● PROBLEM DESCRIPTION: Produce a verbatim copy of the following records, leaving out all pictures.

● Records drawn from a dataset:

--------------------------------

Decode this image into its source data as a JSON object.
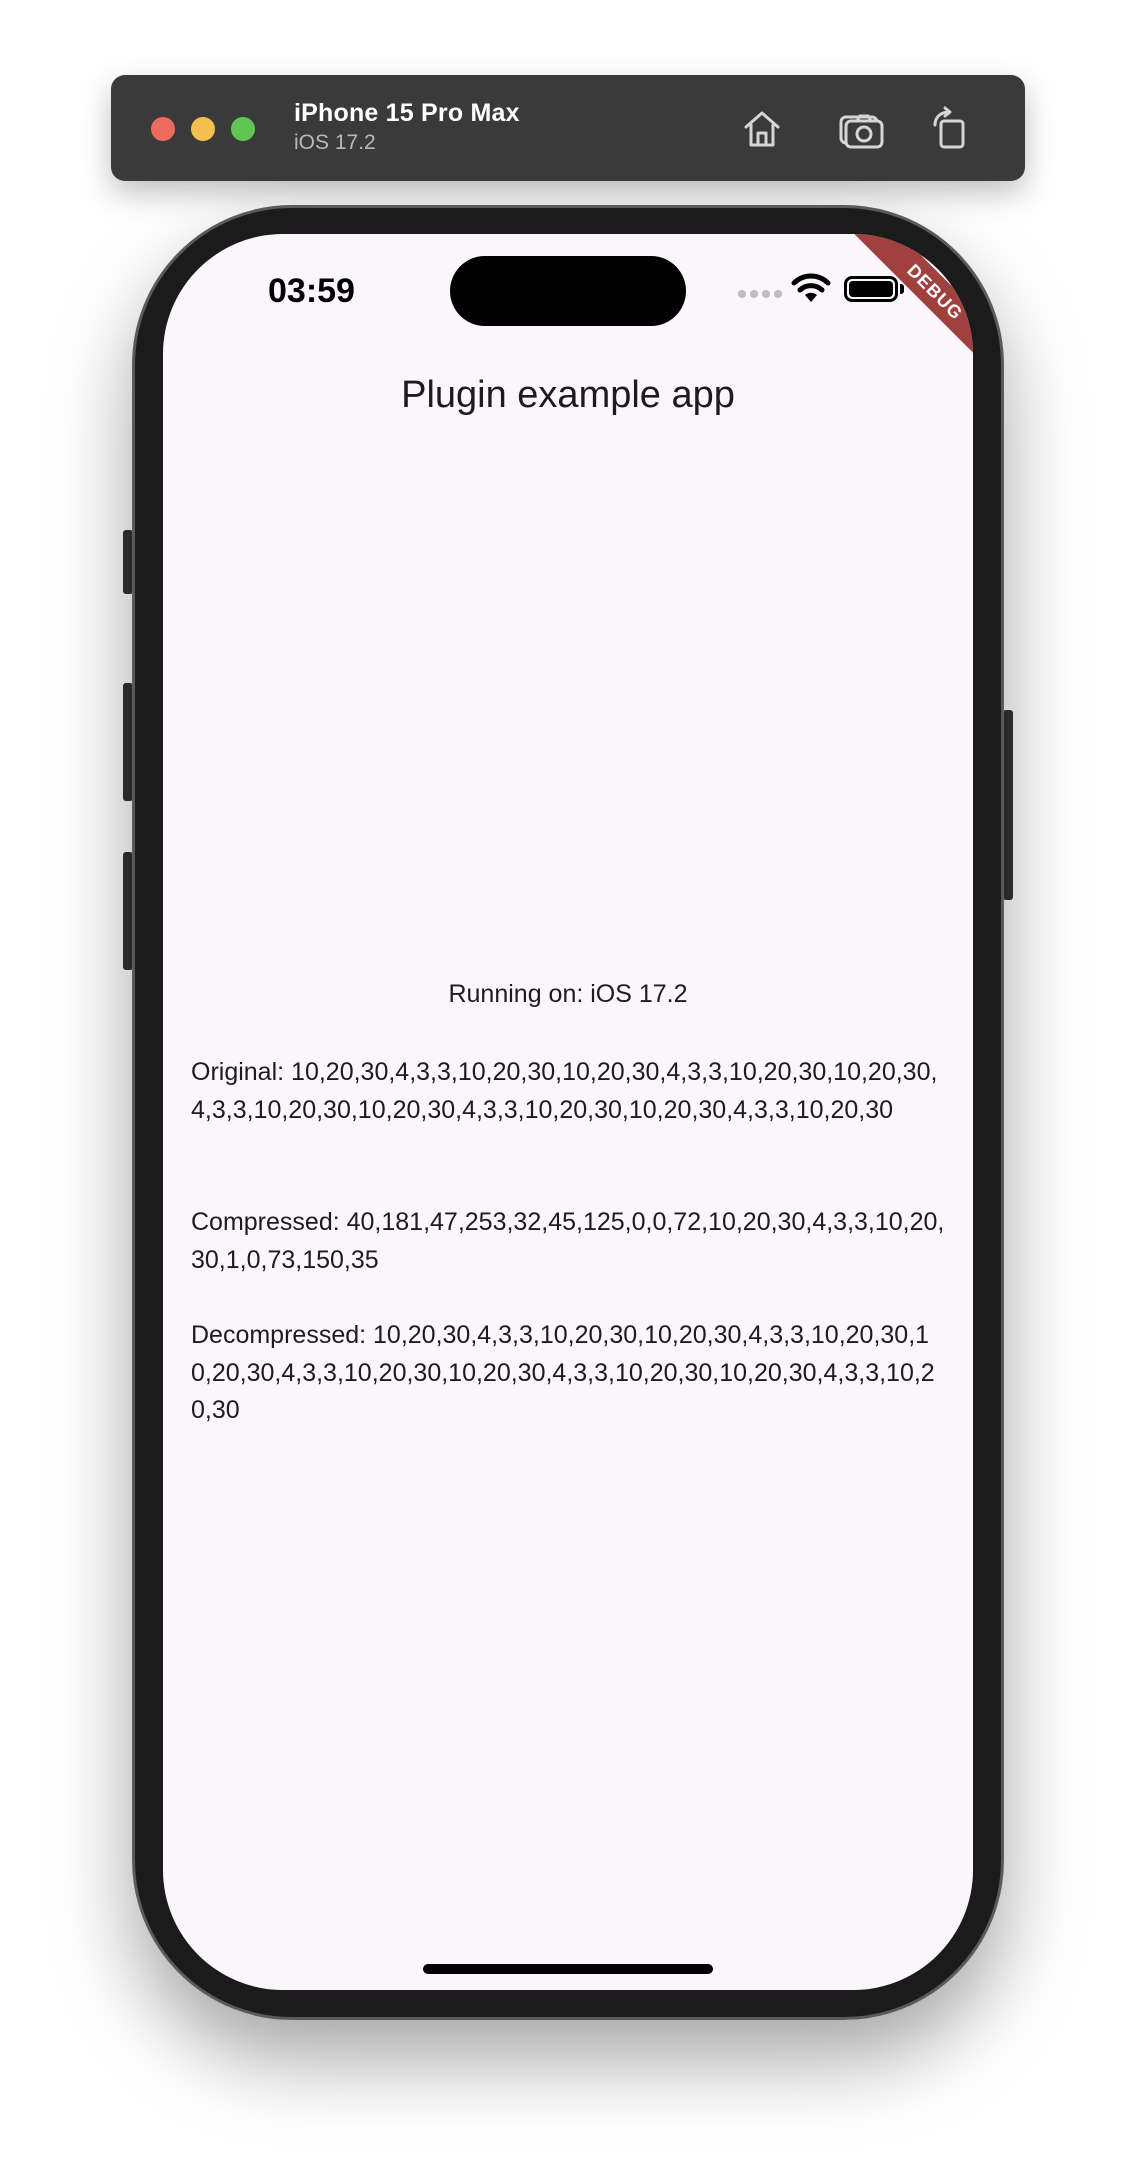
{
  "simulator": {
    "device_name": "iPhone 15 Pro Max",
    "os_version": "iOS 17.2"
  },
  "status_bar": {
    "time": "03:59"
  },
  "debug_banner": "DEBUG",
  "app": {
    "title": "Plugin example app",
    "running_on": "Running on: iOS 17.2",
    "original": "Original: 10,20,30,4,3,3,10,20,30,10,20,30,4,3,3,10,20,30,10,20,30,4,3,3,10,20,30,10,20,30,4,3,3,10,20,30,10,20,30,4,3,3,10,20,30",
    "compressed": "Compressed: 40,181,47,253,32,45,125,0,0,72,10,20,30,4,3,3,10,20,30,1,0,73,150,35",
    "decompressed": "Decompressed: 10,20,30,4,3,3,10,20,30,10,20,30,4,3,3,10,20,30,10,20,30,4,3,3,10,20,30,10,20,30,4,3,3,10,20,30,10,20,30,4,3,3,10,20,30"
  }
}
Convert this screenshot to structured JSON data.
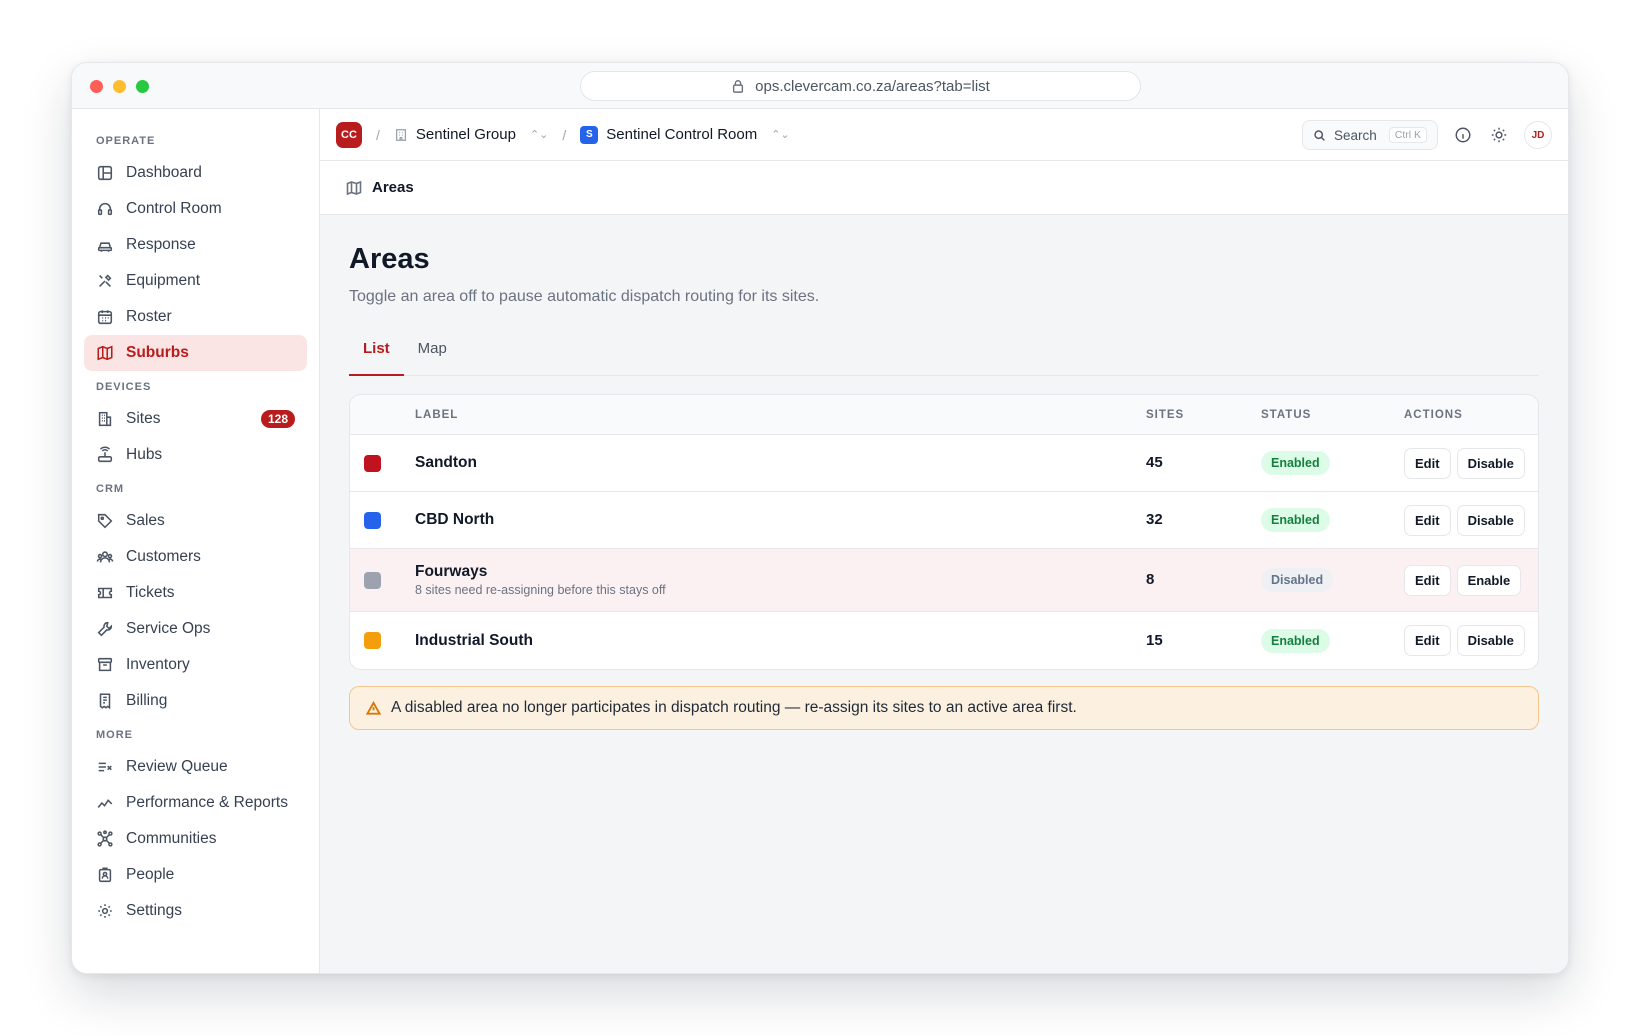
{
  "browser": {
    "url": "ops.clevercam.co.za/areas?tab=list"
  },
  "topbar": {
    "logo": "CC",
    "org": "Sentinel Group",
    "workspace_badge": "S",
    "workspace": "Sentinel Control Room",
    "search_label": "Search",
    "search_shortcut": "Ctrl K",
    "avatar": "JD"
  },
  "sidebar": {
    "sections": [
      {
        "title": "OPERATE",
        "items": [
          {
            "label": "Dashboard",
            "icon": "layout-icon"
          },
          {
            "label": "Control Room",
            "icon": "headset-icon"
          },
          {
            "label": "Response",
            "icon": "car-icon"
          },
          {
            "label": "Equipment",
            "icon": "tools-icon"
          },
          {
            "label": "Roster",
            "icon": "calendar-icon"
          },
          {
            "label": "Suburbs",
            "icon": "map-icon",
            "active": true
          }
        ]
      },
      {
        "title": "DEVICES",
        "items": [
          {
            "label": "Sites",
            "icon": "building-icon",
            "badge": "128"
          },
          {
            "label": "Hubs",
            "icon": "router-icon"
          }
        ]
      },
      {
        "title": "CRM",
        "items": [
          {
            "label": "Sales",
            "icon": "tag-icon"
          },
          {
            "label": "Customers",
            "icon": "users-icon"
          },
          {
            "label": "Tickets",
            "icon": "ticket-icon"
          },
          {
            "label": "Service Ops",
            "icon": "wrench-icon"
          },
          {
            "label": "Inventory",
            "icon": "archive-icon"
          },
          {
            "label": "Billing",
            "icon": "receipt-icon"
          }
        ]
      },
      {
        "title": "MORE",
        "items": [
          {
            "label": "Review Queue",
            "icon": "list-check-icon"
          },
          {
            "label": "Performance & Reports",
            "icon": "trend-icon"
          },
          {
            "label": "Communities",
            "icon": "network-icon"
          },
          {
            "label": "People",
            "icon": "id-badge-icon"
          },
          {
            "label": "Settings",
            "icon": "gear-icon"
          }
        ]
      }
    ]
  },
  "page": {
    "breadcrumb": "Areas",
    "title": "Areas",
    "subtitle": "Toggle an area off to pause automatic dispatch routing for its sites.",
    "tabs": [
      {
        "label": "List",
        "active": true
      },
      {
        "label": "Map",
        "active": false
      }
    ]
  },
  "table": {
    "headers": {
      "label": "LABEL",
      "sites": "SITES",
      "status": "STATUS",
      "actions": "ACTIONS"
    },
    "rows": [
      {
        "label": "Sandton",
        "note": "",
        "sites": "45",
        "status": "Enabled",
        "color": "#c1121f",
        "edit": "Edit",
        "toggle": "Disable",
        "warn": false
      },
      {
        "label": "CBD North",
        "note": "",
        "sites": "32",
        "status": "Enabled",
        "color": "#2563eb",
        "edit": "Edit",
        "toggle": "Disable",
        "warn": false
      },
      {
        "label": "Fourways",
        "note": "8 sites need re-assigning before this stays off",
        "sites": "8",
        "status": "Disabled",
        "color": "#9ca3af",
        "edit": "Edit",
        "toggle": "Enable",
        "warn": true
      },
      {
        "label": "Industrial South",
        "note": "",
        "sites": "15",
        "status": "Enabled",
        "color": "#f59e0b",
        "edit": "Edit",
        "toggle": "Disable",
        "warn": false
      }
    ]
  },
  "alert": {
    "text": "A disabled area no longer participates in dispatch routing — re-assign its sites to an active area first.",
    "icon": "warning-triangle-icon"
  },
  "colors": {
    "accent": "#b91c1c",
    "enabled": "#15803d",
    "warning": "#d97706"
  }
}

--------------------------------

● RESULT FOR THIS TASK:
Decode this image into its source data as a JSON object.
{
  "simulator": {
    "device_name": "iPhone 15 Pro Max",
    "os_version": "iOS 17.2"
  },
  "status_bar": {
    "time": "03:59"
  },
  "debug_banner": "DEBUG",
  "app": {
    "title": "Plugin example app",
    "running_on": "Running on: iOS 17.2",
    "original": "Original: 10,20,30,4,3,3,10,20,30,10,20,30,4,3,3,10,20,30,10,20,30,4,3,3,10,20,30,10,20,30,4,3,3,10,20,30,10,20,30,4,3,3,10,20,30",
    "compressed": "Compressed: 40,181,47,253,32,45,125,0,0,72,10,20,30,4,3,3,10,20,30,1,0,73,150,35",
    "decompressed": "Decompressed: 10,20,30,4,3,3,10,20,30,10,20,30,4,3,3,10,20,30,10,20,30,4,3,3,10,20,30,10,20,30,4,3,3,10,20,30,10,20,30,4,3,3,10,20,30"
  }
}
Convert this screenshot to structured JSON data.
{
  "browser": {
    "url": "ops.clevercam.co.za/areas?tab=list"
  },
  "topbar": {
    "logo": "CC",
    "org": "Sentinel Group",
    "workspace_badge": "S",
    "workspace": "Sentinel Control Room",
    "search_label": "Search",
    "search_shortcut": "Ctrl K",
    "avatar": "JD"
  },
  "sidebar": {
    "sections": [
      {
        "title": "OPERATE",
        "items": [
          {
            "label": "Dashboard",
            "icon": "layout-icon"
          },
          {
            "label": "Control Room",
            "icon": "headset-icon"
          },
          {
            "label": "Response",
            "icon": "car-icon"
          },
          {
            "label": "Equipment",
            "icon": "tools-icon"
          },
          {
            "label": "Roster",
            "icon": "calendar-icon"
          },
          {
            "label": "Suburbs",
            "icon": "map-icon",
            "active": true
          }
        ]
      },
      {
        "title": "DEVICES",
        "items": [
          {
            "label": "Sites",
            "icon": "building-icon",
            "badge": "128"
          },
          {
            "label": "Hubs",
            "icon": "router-icon"
          }
        ]
      },
      {
        "title": "CRM",
        "items": [
          {
            "label": "Sales",
            "icon": "tag-icon"
          },
          {
            "label": "Customers",
            "icon": "users-icon"
          },
          {
            "label": "Tickets",
            "icon": "ticket-icon"
          },
          {
            "label": "Service Ops",
            "icon": "wrench-icon"
          },
          {
            "label": "Inventory",
            "icon": "archive-icon"
          },
          {
            "label": "Billing",
            "icon": "receipt-icon"
          }
        ]
      },
      {
        "title": "MORE",
        "items": [
          {
            "label": "Review Queue",
            "icon": "list-check-icon"
          },
          {
            "label": "Performance & Reports",
            "icon": "trend-icon"
          },
          {
            "label": "Communities",
            "icon": "network-icon"
          },
          {
            "label": "People",
            "icon": "id-badge-icon"
          },
          {
            "label": "Settings",
            "icon": "gear-icon"
          }
        ]
      }
    ]
  },
  "page": {
    "breadcrumb": "Areas",
    "title": "Areas",
    "subtitle": "Toggle an area off to pause automatic dispatch routing for its sites.",
    "tabs": [
      {
        "label": "List",
        "active": true
      },
      {
        "label": "Map",
        "active": false
      }
    ]
  },
  "table": {
    "headers": {
      "label": "LABEL",
      "sites": "SITES",
      "status": "STATUS",
      "actions": "ACTIONS"
    },
    "rows": [
      {
        "label": "Sandton",
        "note": "",
        "sites": "45",
        "status": "Enabled",
        "color": "#c1121f",
        "edit": "Edit",
        "toggle": "Disable",
        "warn": false
      },
      {
        "label": "CBD North",
        "note": "",
        "sites": "32",
        "status": "Enabled",
        "color": "#2563eb",
        "edit": "Edit",
        "toggle": "Disable",
        "warn": false
      },
      {
        "label": "Fourways",
        "note": "8 sites need re-assigning before this stays off",
        "sites": "8",
        "status": "Disabled",
        "color": "#9ca3af",
        "edit": "Edit",
        "toggle": "Enable",
        "warn": true
      },
      {
        "label": "Industrial South",
        "note": "",
        "sites": "15",
        "status": "Enabled",
        "color": "#f59e0b",
        "edit": "Edit",
        "toggle": "Disable",
        "warn": false
      }
    ]
  },
  "alert": {
    "text": "A disabled area no longer participates in dispatch routing — re-assign its sites to an active area first.",
    "icon": "warning-triangle-icon"
  },
  "colors": {
    "accent": "#b91c1c",
    "enabled": "#15803d",
    "warning": "#d97706"
  }
}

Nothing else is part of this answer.